Here are some questions to consider:
- Does your organization have a balanced operating budget? Do you budget for a cash reserve each year?
- Do you currently maintain cash reserves? How long would you be able to run operations with no additional revenue expected? A good rule of thumb is three to six months of your annual operating budget in liquidity to withstand fluctuations in revenue.
- Does your organization have a diverse stream of revenue sources?
- How does your balance sheet look?
- Consider talking to your bank to help determine the strength of your balance sheet
- Liquidity: Organizations should strive for a current ratio (current assets / current liabilities) of 1.0 or higher
- Leverage: Organizations should strive for a leverage ratio (total debt / total assets) of 3.0 or lower.
If you have not prepared one already, we encourage you to create a strategic plan to guide the organization into the future that considers your mission, vision and sustainability.
- Your strategic plan would outline where the organization will be in three to five years
- Do you have a strategic plan that outlines a capital reserve? A reserve could be used to help establish an endowment.
- Does your strategic plan consider the support needed from the board and leadership? Does your board support and understand the establishment and management of an endowment?
- If the organization wants to create an endowment, what specifically is the organization’s strategy for the endowment?
If the idea of an endowment seems daunting, the organization can consider a stepped approach. The organization could first strategically budget for building a board-designated fund, which allows for more flexibility. This board-designated fun could potentially turn into the funding for an endowment.
The organization will want to consider its operational needs in creating and managing an endowment. Here are just a few questions related to fundraising and development needs:
- Is there market potential for additional fundraising dollars that would not dilute your annual operating needs?
- Does your organization have qualified fundraising staff to plan and execute fundraising programs that support the endowment in addition to the annual necessary fundraising goals?
- How does an endowment fit into your current development plan? Does your development plan have a policy on how you manage unexpected and unbudgeted large gifts? How can you incorporate endowment support into your campaigns?
- Does the organization have a planned giving program that could support an endowment?
- Have you performed a fundraising assessment to compare your organization’s donor metrics to industry best practices?
- How do you plan to communicate to your donors, clients and stakeholders on your strategic plan or policy changes to support an endowment?
Again, please note that we are providing this information as a general frame for internal assessment, and it is not intended as legal, accounting, or financial planning advice. We encourage you to consult professional advisors to best serve your organization’s future.
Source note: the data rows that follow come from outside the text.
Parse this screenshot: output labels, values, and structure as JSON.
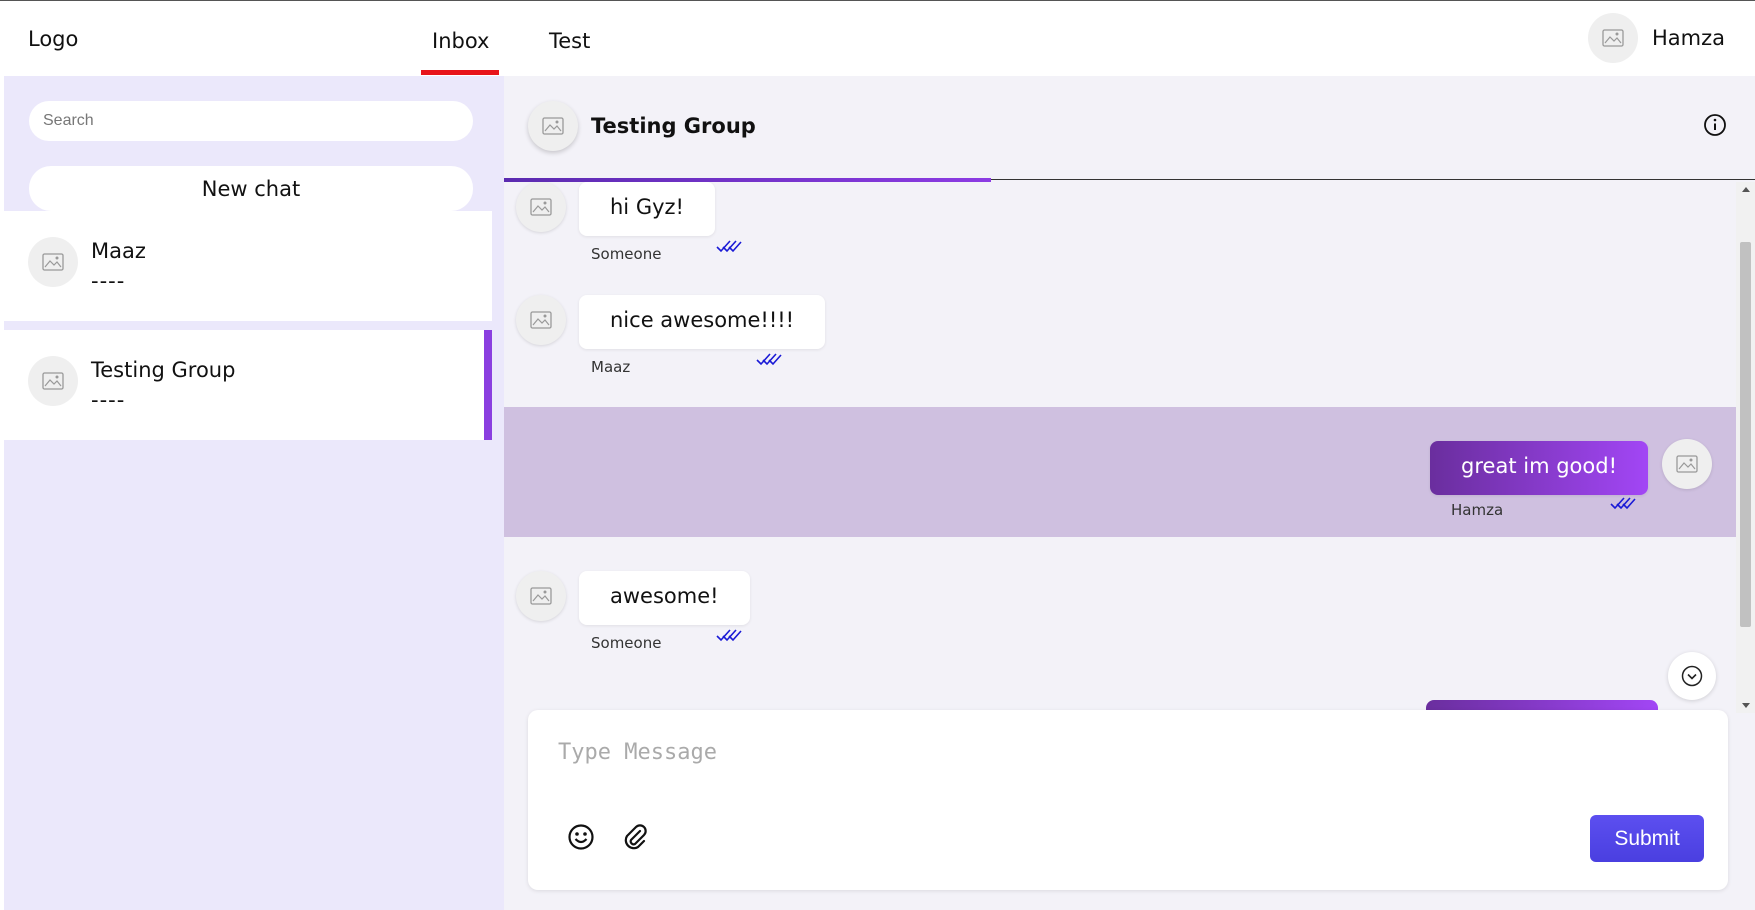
{
  "header": {
    "logo": "Logo",
    "tabs": [
      {
        "label": "Inbox",
        "active": true
      },
      {
        "label": "Test",
        "active": false
      }
    ],
    "user_name": "Hamza"
  },
  "sidebar": {
    "search_placeholder": "Search",
    "new_chat_label": "New chat",
    "chats": [
      {
        "name": "Maaz",
        "preview": "----",
        "active": false
      },
      {
        "name": "Testing Group",
        "preview": "----",
        "active": true
      }
    ]
  },
  "chat": {
    "title": "Testing Group",
    "messages": [
      {
        "text": "hi Gyz!",
        "sender": "Someone",
        "mine": false
      },
      {
        "text": "nice awesome!!!!",
        "sender": "Maaz",
        "mine": false
      },
      {
        "text": "great im good!",
        "sender": "Hamza",
        "mine": true
      },
      {
        "text": "awesome!",
        "sender": "Someone",
        "mine": false
      }
    ],
    "composer_placeholder": "Type Message",
    "submit_label": "Submit"
  },
  "colors": {
    "accent": "#8a3ee0",
    "tab_underline": "#e8141a",
    "submit": "#4f45e8",
    "highlight_row": "#cfc0e0",
    "read_tick": "#1a1ad6"
  },
  "icons": [
    "image-placeholder-icon",
    "info-icon",
    "emoji-icon",
    "paperclip-icon",
    "chevron-down-circle-icon",
    "double-check-icon"
  ]
}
Should general questions arise not addressed in this document or in our recent webinar, please be in touch with us! Contact email@example.com.